Furthermore, the win means that for the first time since Hungary’s Zoltan Berczik and Gizi Farkas won in 1958 at the inaugural tournament in Budapest, the Mixed Doubles event has been won by two players are primarily defenders.
One year later, Maria Alexandru, the last Romanian female player of stature to extol the backspin art, partnered Ghoerge Cobirzan to gold in 1960 in Zagreb but since that date no female defensive player has ever stood on the top step of the European Mixed Doubles podium, nor for that matter has any man. Certainly not in the lifetime of Ruwen Filus and Han Ying!

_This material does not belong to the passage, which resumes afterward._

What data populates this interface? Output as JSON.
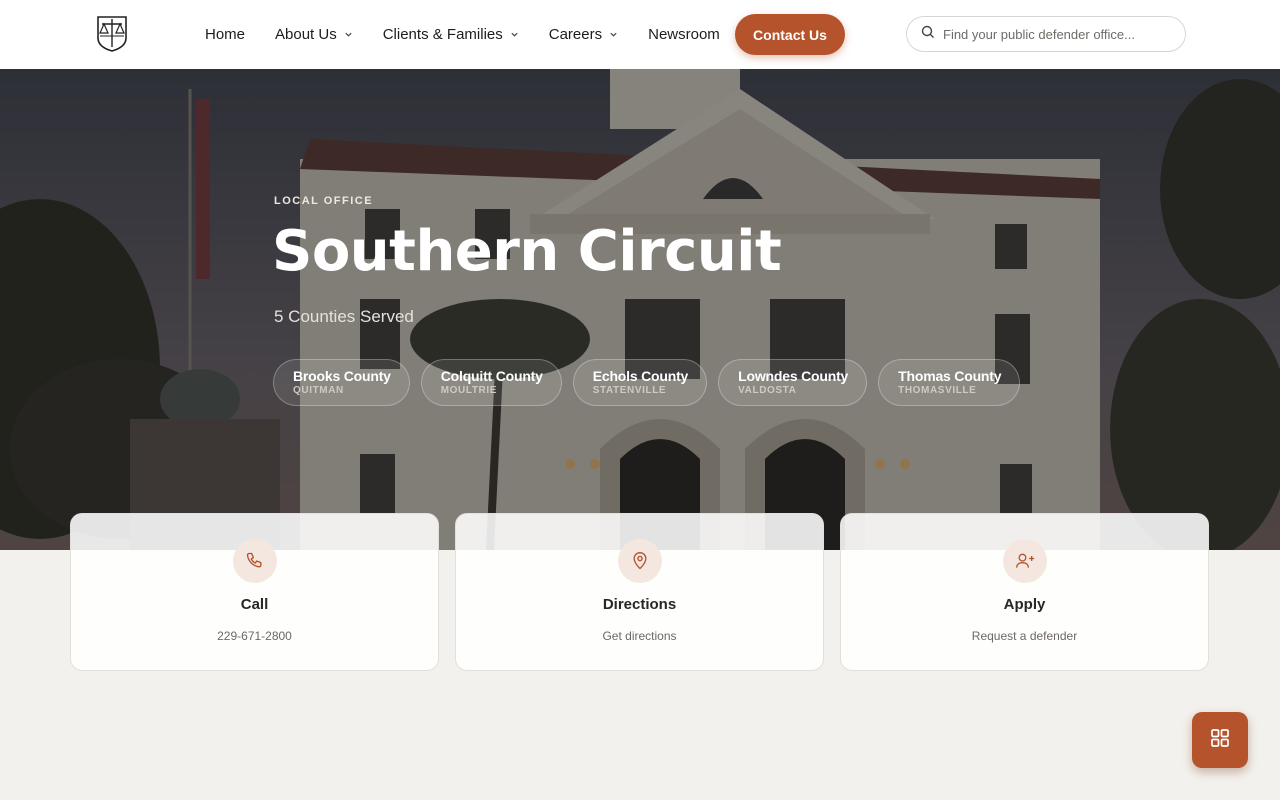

Equally, it can be argued that they are the first pair representing Germany to win the title; most definitely they are the first German pair to win when the European Championships was not held on their home soil. In 1962 Inge Harst partnered Sweden’s Hans Alser to success, later in 1978 Wilfried Lieck and Wiebke Hendriksen emerged victorious; in 1962 the tournament was held in Berlin, in 1978 in Duisburg.

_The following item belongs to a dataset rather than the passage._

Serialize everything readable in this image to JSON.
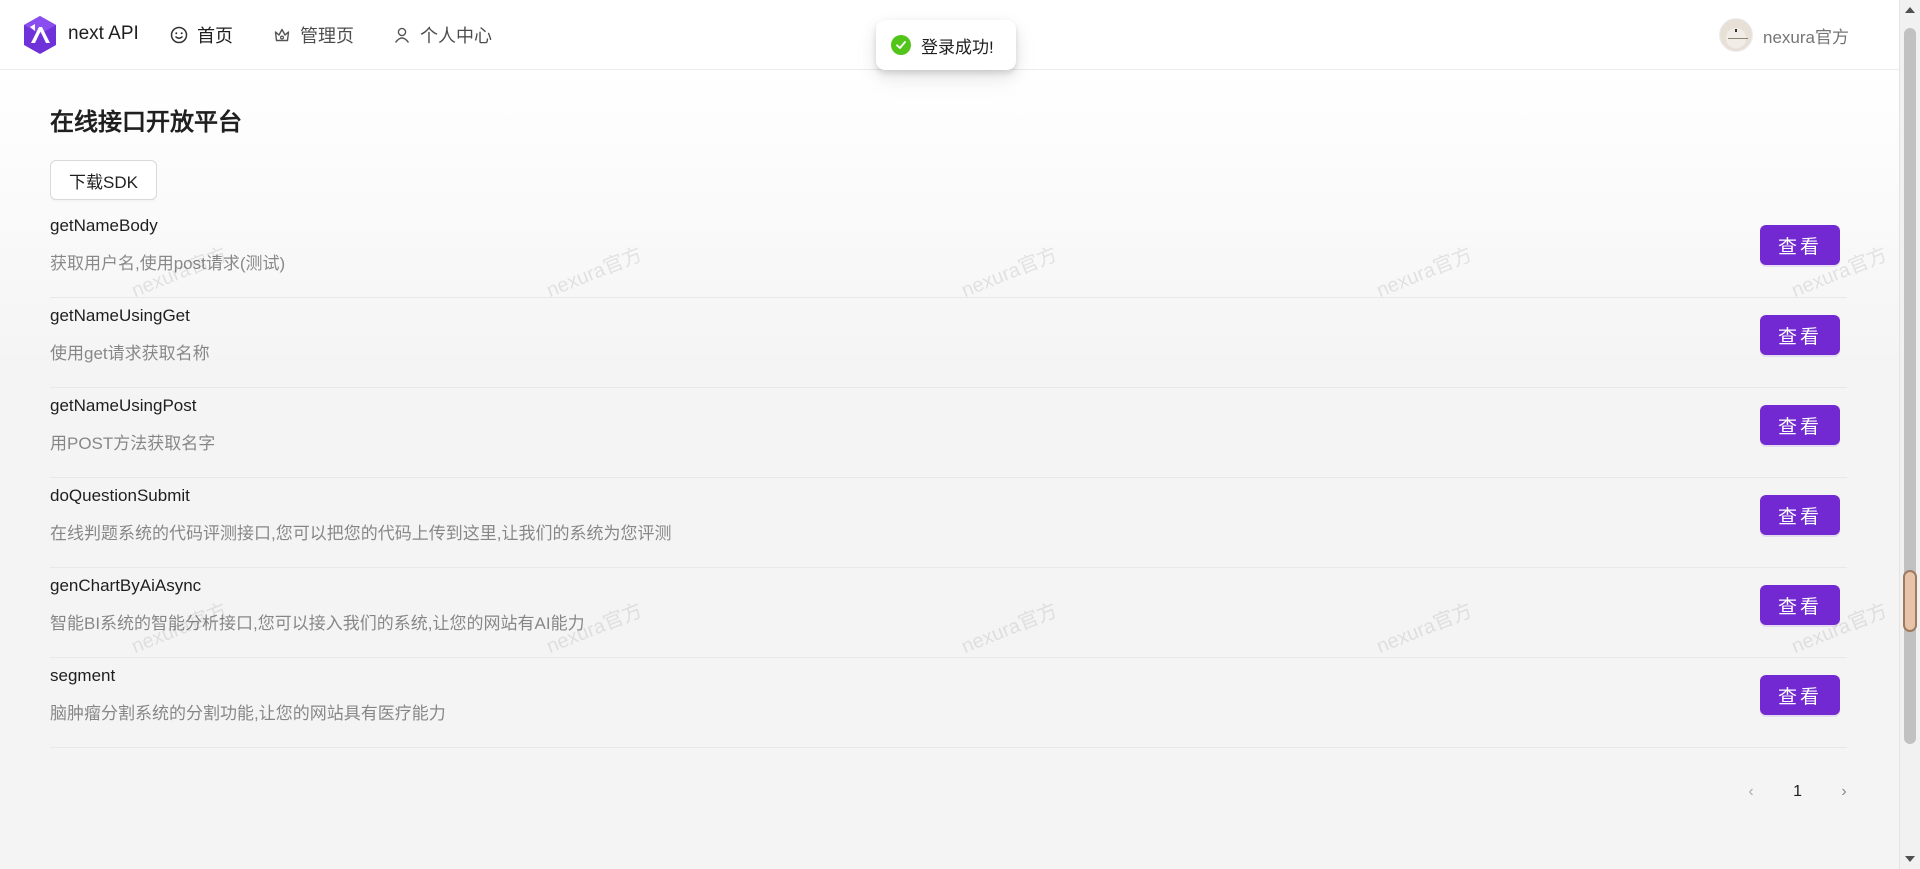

However, at the time of those achievements, the players in question represented Federal Germany, often referred to as West Germany, as opposed to the German Democratic Republic, colloquially called East Germany, a different country. It was not until 1990 when reunification was completed.
Alas for Austria, no pair from that country has ever won the European Mixed Doubles title; the nearest is Werner Schlager. He partnered Hungary’s Krisztina Toth to success in 2003 in Courmayeur. He was delighted with his first major triumph, a vindication of deciding to be a professional player; little did he know that a few months later he would be crowned world champion in Paris!